Hay Grid Feeders Can Reduce Horses' Intake

Hay Grid Feeders Can Reduce Horses' Intake

Horses consumed less of the offered hay when fed in the grid feeder (48%) than when fed on the ground (60%).

Photo: Thinkstock

How can we lengthen meal time while reducing calorie intake in obese horses? It might seem like a daunting task, but University of California, Davis, (UC Davis) researchers think they've found a solution: a hay grid feeder.

Obesity is linked to many equine health conditions, including insulin resistance and laminitis. To help obese horses shed pounds, owners must reduce their caloric intake by limiting meal size. This, however, comes with its own health challenges: Leaving horses—which evolved as continuous grazers—for long periods of time without feed can result in gastric ulcers.

“Stomach ulcers are produced by direct effect of gastric acid and by activation of enzymes that digest proteins by the same acid,” explained Jorge Nieto, DVM, PhD, Dipl. ACVS, an associate professor in surgical and radiological sciences at UC Davis.
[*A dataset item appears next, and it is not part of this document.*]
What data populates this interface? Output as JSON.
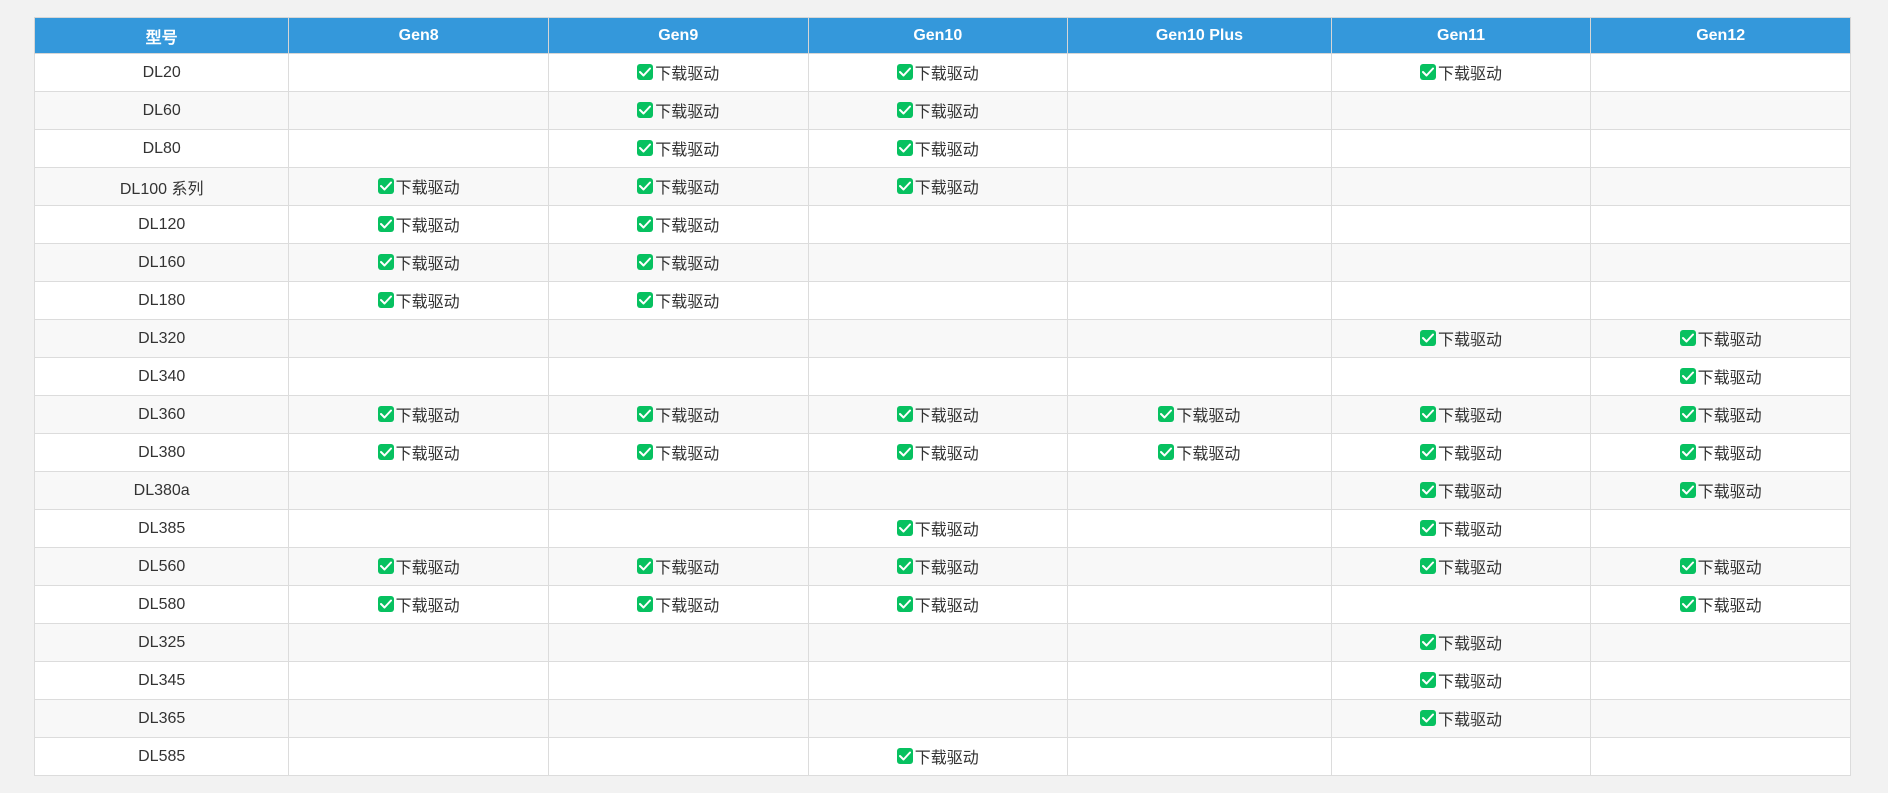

Thus, the researchers set out to determine whether a hay grid feeder impacts the amount of time horses spend eating, amount of hay consumed, and intragastric pH versus feeding on the ground.

The researchers housed 10 healthy horses of various breeds and sexes in stalls with attached paddocks. Each horse received 1% of his body weight in grass hay twice per day either on the ground or in a commercial hay grid feeder, with 3.8 centimeter x 3.8 centimeter openings, for 24 hours. Then, the researchers switched the horses to the opposite treatment for 24 hours. The team collected and weighed any wasted hay every 12 hours.

Additionally, prior to starting treatment, the researchers recorded each horse's pH in the nonglandular part of the stomach and collected measurements every second for 48 hours. They also recorded horses' behavior on surveillance cameras and evaluated how long each horse spent walking, standing, eating, drinking, or lying down.

Key findings included:

  • Horses consumed more hay when fed on the ground (60%) versus in the hay grid feeder (48%) with no difference in eating time;
  • Horses consumed more hay during the day, between 7 a.m. and 7 p,m.;
  • Horses' behavior did not differ between treatments; and
  • Horses' nonglandular stomach pH did not differ between treatments.

Several veterinary researchers have suggested that a pH value below four is a good indicator that a horse needs treatment for nonglandular stomach ulcers. And while it wasn't a statistically significant finding, the team observed that hay grid horses' stomach pH wasn’t any higher than those horses eating off the ground, indicating they might still require treatment for gastric ulcers.

Take-Home Message

The researchers concluded that even with no difference in time spent eating, the use of a hay grid feeder reduced intake by 20% compared to feeding hay on the ground. Owners can use this feeder as a management tool to help reduce horses' caloric intake, and it could also potentially help reduce the risk of gastric ulcers.

Further investigation is necessary to determine if the hay grid feeder positively or negatively affected intragastric pH.

The study, "The effect of a hay grid feeder on feed consumption and measurement of the gastric pH using an intragastric electrode device in horses-a preliminary report," was published in November, 2013, in the Equine Veterinary Journal

About the Author

Kristen M. Janicki, MS, PAS

Kristen M. Janicki, a lifelong horsewoman, was born and raised in the suburbs of Chicago. She received her Bachelor of Science degree in Animal Sciences from the attend the University of Illinois at Urbana-Champaign and later attended graduate school at the University of Kentucky, studying under Dr. Laurie Lawrence in the area of Equine Nutrition. Kristen began her current position as a performance horse nutritionist for Mars Horsecare, US, Inc., and Buckeye Nutrition, in 2010. Her job entails evaluating and improving the performance of the sport horse through proper nutrition.

Stay on top of the most recent Horse Health news with FREE weekly newsletters from TheHorse.com. Learn More

Free Newsletters

Sign up for the latest in:

From our partners